Stored items from a collection:
┏━━

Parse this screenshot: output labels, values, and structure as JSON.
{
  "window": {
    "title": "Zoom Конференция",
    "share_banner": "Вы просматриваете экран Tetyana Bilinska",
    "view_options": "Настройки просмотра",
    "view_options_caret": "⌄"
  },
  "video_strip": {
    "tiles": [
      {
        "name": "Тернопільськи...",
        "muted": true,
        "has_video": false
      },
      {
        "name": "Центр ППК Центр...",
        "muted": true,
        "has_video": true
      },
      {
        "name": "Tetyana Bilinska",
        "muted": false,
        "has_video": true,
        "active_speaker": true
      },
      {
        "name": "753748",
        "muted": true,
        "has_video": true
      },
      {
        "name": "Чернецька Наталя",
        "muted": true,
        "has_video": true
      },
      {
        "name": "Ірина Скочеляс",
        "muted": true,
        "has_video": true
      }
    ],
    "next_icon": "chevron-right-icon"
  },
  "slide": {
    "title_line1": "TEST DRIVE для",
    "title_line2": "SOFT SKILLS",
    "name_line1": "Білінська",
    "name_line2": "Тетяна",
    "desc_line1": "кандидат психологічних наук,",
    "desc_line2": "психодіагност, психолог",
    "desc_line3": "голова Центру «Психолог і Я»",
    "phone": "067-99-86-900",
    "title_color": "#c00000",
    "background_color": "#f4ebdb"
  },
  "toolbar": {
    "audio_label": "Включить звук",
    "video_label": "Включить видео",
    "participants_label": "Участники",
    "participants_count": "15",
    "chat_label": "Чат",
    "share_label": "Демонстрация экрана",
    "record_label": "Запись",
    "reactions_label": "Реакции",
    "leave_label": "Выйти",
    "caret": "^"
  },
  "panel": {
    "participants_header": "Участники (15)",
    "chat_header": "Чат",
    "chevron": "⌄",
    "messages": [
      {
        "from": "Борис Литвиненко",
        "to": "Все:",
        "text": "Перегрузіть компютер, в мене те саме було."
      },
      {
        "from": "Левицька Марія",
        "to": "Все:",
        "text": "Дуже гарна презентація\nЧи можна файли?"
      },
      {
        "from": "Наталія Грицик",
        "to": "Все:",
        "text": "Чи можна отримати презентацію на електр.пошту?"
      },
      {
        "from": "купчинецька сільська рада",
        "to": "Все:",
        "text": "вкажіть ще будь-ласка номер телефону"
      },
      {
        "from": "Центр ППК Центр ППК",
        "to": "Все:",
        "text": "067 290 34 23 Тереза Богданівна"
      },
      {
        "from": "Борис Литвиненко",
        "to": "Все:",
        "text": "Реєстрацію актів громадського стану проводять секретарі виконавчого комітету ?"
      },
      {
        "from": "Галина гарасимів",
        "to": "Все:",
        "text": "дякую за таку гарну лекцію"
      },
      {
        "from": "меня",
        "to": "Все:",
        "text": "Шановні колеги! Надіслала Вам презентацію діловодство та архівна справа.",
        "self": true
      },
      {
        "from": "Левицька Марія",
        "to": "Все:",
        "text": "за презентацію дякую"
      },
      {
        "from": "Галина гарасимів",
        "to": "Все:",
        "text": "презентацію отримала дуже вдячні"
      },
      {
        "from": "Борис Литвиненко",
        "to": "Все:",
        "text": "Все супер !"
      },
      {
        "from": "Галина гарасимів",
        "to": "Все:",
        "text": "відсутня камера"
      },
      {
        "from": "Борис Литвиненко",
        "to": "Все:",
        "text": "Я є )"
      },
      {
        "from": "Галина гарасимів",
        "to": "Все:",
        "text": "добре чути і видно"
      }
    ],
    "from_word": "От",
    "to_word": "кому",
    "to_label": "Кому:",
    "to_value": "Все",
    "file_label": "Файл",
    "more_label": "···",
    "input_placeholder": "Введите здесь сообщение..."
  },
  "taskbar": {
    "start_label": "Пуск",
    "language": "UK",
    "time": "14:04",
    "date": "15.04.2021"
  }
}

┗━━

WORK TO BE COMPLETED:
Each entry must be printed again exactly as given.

ANSWER AREA:
Parse this screenshot: output labels, values, and structure as JSON.
{
  "window": {
    "title": "Zoom Конференция",
    "share_banner": "Вы просматриваете экран Tetyana Bilinska",
    "view_options": "Настройки просмотра",
    "view_options_caret": "⌄"
  },
  "video_strip": {
    "tiles": [
      {
        "name": "Тернопільськи...",
        "muted": true,
        "has_video": false
      },
      {
        "name": "Центр ППК Центр...",
        "muted": true,
        "has_video": true
      },
      {
        "name": "Tetyana Bilinska",
        "muted": false,
        "has_video": true,
        "active_speaker": true
      },
      {
        "name": "753748",
        "muted": true,
        "has_video": true
      },
      {
        "name": "Чернецька Наталя",
        "muted": true,
        "has_video": true
      },
      {
        "name": "Ірина Скочеляс",
        "muted": true,
        "has_video": true
      }
    ],
    "next_icon": "chevron-right-icon"
  },
  "slide": {
    "title_line1": "TEST DRIVE для",
    "title_line2": "SOFT SKILLS",
    "name_line1": "Білінська",
    "name_line2": "Тетяна",
    "desc_line1": "кандидат психологічних наук,",
    "desc_line2": "психодіагност, психолог",
    "desc_line3": "голова Центру «Психолог і Я»",
    "phone": "067-99-86-900",
    "title_color": "#c00000",
    "background_color": "#f4ebdb"
  },
  "toolbar": {
    "audio_label": "Включить звук",
    "video_label": "Включить видео",
    "participants_label": "Участники",
    "participants_count": "15",
    "chat_label": "Чат",
    "share_label": "Демонстрация экрана",
    "record_label": "Запись",
    "reactions_label": "Реакции",
    "leave_label": "Выйти",
    "caret": "^"
  },
  "panel": {
    "participants_header": "Участники (15)",
    "chat_header": "Чат",
    "chevron": "⌄",
    "messages": [
      {
        "from": "Борис Литвиненко",
        "to": "Все:",
        "text": "Перегрузіть компютер, в мене те саме було."
      },
      {
        "from": "Левицька Марія",
        "to": "Все:",
        "text": "Дуже гарна презентація\nЧи можна файли?"
      },
      {
        "from": "Наталія Грицик",
        "to": "Все:",
        "text": "Чи можна отримати презентацію на електр.пошту?"
      },
      {
        "from": "купчинецька сільська рада",
        "to": "Все:",
        "text": "вкажіть ще будь-ласка номер телефону"
      },
      {
        "from": "Центр ППК Центр ППК",
        "to": "Все:",
        "text": "067 290 34 23 Тереза Богданівна"
      },
      {
        "from": "Борис Литвиненко",
        "to": "Все:",
        "text": "Реєстрацію актів громадського стану проводять секретарі виконавчого комітету ?"
      },
      {
        "from": "Галина гарасимів",
        "to": "Все:",
        "text": "дякую за таку гарну лекцію"
      },
      {
        "from": "меня",
        "to": "Все:",
        "text": "Шановні колеги! Надіслала Вам презентацію діловодство та архівна справа.",
        "self": true
      },
      {
        "from": "Левицька Марія",
        "to": "Все:",
        "text": "за презентацію дякую"
      },
      {
        "from": "Галина гарасимів",
        "to": "Все:",
        "text": "презентацію отримала дуже вдячні"
      },
      {
        "from": "Борис Литвиненко",
        "to": "Все:",
        "text": "Все супер !"
      },
      {
        "from": "Галина гарасимів",
        "to": "Все:",
        "text": "відсутня камера"
      },
      {
        "from": "Борис Литвиненко",
        "to": "Все:",
        "text": "Я є )"
      },
      {
        "from": "Галина гарасимів",
        "to": "Все:",
        "text": "добре чути і видно"
      }
    ],
    "from_word": "От",
    "to_word": "кому",
    "to_label": "Кому:",
    "to_value": "Все",
    "file_label": "Файл",
    "more_label": "···",
    "input_placeholder": "Введите здесь сообщение..."
  },
  "taskbar": {
    "start_label": "Пуск",
    "language": "UK",
    "time": "14:04",
    "date": "15.04.2021"
  }
}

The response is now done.